§ **ASSIGNMENT**
Each line below must be reproduced exactly.

# # # #

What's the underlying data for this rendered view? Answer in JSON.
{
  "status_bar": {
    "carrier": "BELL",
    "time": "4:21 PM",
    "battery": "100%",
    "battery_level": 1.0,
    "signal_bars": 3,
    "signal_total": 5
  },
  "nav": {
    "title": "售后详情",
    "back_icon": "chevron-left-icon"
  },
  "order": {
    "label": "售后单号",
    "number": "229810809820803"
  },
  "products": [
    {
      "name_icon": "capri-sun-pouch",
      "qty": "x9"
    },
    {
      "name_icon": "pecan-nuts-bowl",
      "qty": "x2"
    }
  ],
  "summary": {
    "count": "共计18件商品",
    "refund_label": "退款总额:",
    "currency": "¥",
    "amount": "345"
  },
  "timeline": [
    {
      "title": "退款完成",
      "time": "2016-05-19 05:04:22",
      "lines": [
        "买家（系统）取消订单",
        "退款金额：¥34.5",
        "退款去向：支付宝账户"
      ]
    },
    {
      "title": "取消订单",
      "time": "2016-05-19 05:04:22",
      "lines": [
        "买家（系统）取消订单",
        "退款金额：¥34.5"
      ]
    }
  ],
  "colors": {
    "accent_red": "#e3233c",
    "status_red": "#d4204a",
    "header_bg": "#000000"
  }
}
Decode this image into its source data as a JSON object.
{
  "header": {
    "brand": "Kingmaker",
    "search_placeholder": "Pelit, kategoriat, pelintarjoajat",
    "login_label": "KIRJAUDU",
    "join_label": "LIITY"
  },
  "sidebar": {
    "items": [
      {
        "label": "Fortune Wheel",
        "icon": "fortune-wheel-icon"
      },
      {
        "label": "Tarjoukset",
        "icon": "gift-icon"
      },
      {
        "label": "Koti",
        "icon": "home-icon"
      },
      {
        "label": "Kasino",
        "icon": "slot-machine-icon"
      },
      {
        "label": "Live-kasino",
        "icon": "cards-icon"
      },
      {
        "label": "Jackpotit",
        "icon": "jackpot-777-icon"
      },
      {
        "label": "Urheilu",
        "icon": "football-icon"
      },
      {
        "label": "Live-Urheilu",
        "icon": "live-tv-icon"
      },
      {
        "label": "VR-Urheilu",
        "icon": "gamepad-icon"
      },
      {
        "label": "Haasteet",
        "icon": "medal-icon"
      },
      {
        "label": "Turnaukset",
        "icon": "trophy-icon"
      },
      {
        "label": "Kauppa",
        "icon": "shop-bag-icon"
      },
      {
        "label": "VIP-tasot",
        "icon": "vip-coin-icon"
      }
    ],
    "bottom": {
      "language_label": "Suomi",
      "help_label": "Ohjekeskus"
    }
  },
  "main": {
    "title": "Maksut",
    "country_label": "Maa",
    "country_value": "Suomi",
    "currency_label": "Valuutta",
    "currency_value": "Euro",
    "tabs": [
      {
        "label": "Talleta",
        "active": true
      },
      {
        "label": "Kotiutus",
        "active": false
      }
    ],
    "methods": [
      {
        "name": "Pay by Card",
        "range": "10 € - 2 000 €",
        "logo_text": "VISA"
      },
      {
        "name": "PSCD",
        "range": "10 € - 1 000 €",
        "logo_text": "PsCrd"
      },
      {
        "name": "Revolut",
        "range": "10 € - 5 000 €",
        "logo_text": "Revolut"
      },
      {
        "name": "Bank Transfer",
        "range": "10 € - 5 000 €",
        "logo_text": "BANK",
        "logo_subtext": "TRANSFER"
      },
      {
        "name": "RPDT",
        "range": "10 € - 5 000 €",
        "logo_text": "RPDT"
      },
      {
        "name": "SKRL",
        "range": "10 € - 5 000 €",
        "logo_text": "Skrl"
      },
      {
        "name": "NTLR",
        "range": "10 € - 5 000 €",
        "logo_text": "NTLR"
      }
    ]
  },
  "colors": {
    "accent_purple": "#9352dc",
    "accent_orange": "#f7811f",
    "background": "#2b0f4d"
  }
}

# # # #

§ **RESPONSE AREA**
What's the underlying data for this rendered view? Answer in JSON.
{
  "status_bar": {
    "carrier": "BELL",
    "time": "4:21 PM",
    "battery": "100%",
    "battery_level": 1.0,
    "signal_bars": 3,
    "signal_total": 5
  },
  "nav": {
    "title": "售后详情",
    "back_icon": "chevron-left-icon"
  },
  "order": {
    "label": "售后单号",
    "number": "229810809820803"
  },
  "products": [
    {
      "name_icon": "capri-sun-pouch",
      "qty": "x9"
    },
    {
      "name_icon": "pecan-nuts-bowl",
      "qty": "x2"
    }
  ],
  "summary": {
    "count": "共计18件商品",
    "refund_label": "退款总额:",
    "currency": "¥",
    "amount": "345"
  },
  "timeline": [
    {
      "title": "退款完成",
      "time": "2016-05-19 05:04:22",
      "lines": [
        "买家（系统）取消订单",
        "退款金额：¥34.5",
        "退款去向：支付宝账户"
      ]
    },
    {
      "title": "取消订单",
      "time": "2016-05-19 05:04:22",
      "lines": [
        "买家（系统）取消订单",
        "退款金额：¥34.5"
      ]
    }
  ],
  "colors": {
    "accent_red": "#e3233c",
    "status_red": "#d4204a",
    "header_bg": "#000000"
  }
}
Decode this image into its source data as a JSON object.
{
  "header": {
    "brand": "Kingmaker",
    "search_placeholder": "Pelit, kategoriat, pelintarjoajat",
    "login_label": "KIRJAUDU",
    "join_label": "LIITY"
  },
  "sidebar": {
    "items": [
      {
        "label": "Fortune Wheel",
        "icon": "fortune-wheel-icon"
      },
      {
        "label": "Tarjoukset",
        "icon": "gift-icon"
      },
      {
        "label": "Koti",
        "icon": "home-icon"
      },
      {
        "label": "Kasino",
        "icon": "slot-machine-icon"
      },
      {
        "label": "Live-kasino",
        "icon": "cards-icon"
      },
      {
        "label": "Jackpotit",
        "icon": "jackpot-777-icon"
      },
      {
        "label": "Urheilu",
        "icon": "football-icon"
      },
      {
        "label": "Live-Urheilu",
        "icon": "live-tv-icon"
      },
      {
        "label": "VR-Urheilu",
        "icon": "gamepad-icon"
      },
      {
        "label": "Haasteet",
        "icon": "medal-icon"
      },
      {
        "label": "Turnaukset",
        "icon": "trophy-icon"
      },
      {
        "label": "Kauppa",
        "icon": "shop-bag-icon"
      },
      {
        "label": "VIP-tasot",
        "icon": "vip-coin-icon"
      }
    ],
    "bottom": {
      "language_label": "Suomi",
      "help_label": "Ohjekeskus"
    }
  },
  "main": {
    "title": "Maksut",
    "country_label": "Maa",
    "country_value": "Suomi",
    "currency_label": "Valuutta",
    "currency_value": "Euro",
    "tabs": [
      {
        "label": "Talleta",
        "active": true
      },
      {
        "label": "Kotiutus",
        "active": false
      }
    ],
    "methods": [
      {
        "name": "Pay by Card",
        "range": "10 € - 2 000 €",
        "logo_text": "VISA"
      },
      {
        "name": "PSCD",
        "range": "10 € - 1 000 €",
        "logo_text": "PsCrd"
      },
      {
        "name": "Revolut",
        "range": "10 € - 5 000 €",
        "logo_text": "Revolut"
      },
      {
        "name": "Bank Transfer",
        "range": "10 € - 5 000 €",
        "logo_text": "BANK",
        "logo_subtext": "TRANSFER"
      },
      {
        "name": "RPDT",
        "range": "10 € - 5 000 €",
        "logo_text": "RPDT"
      },
      {
        "name": "SKRL",
        "range": "10 € - 5 000 €",
        "logo_text": "Skrl"
      },
      {
        "name": "NTLR",
        "range": "10 € - 5 000 €",
        "logo_text": "NTLR"
      }
    ]
  },
  "colors": {
    "accent_purple": "#9352dc",
    "accent_orange": "#f7811f",
    "background": "#2b0f4d"
  }
}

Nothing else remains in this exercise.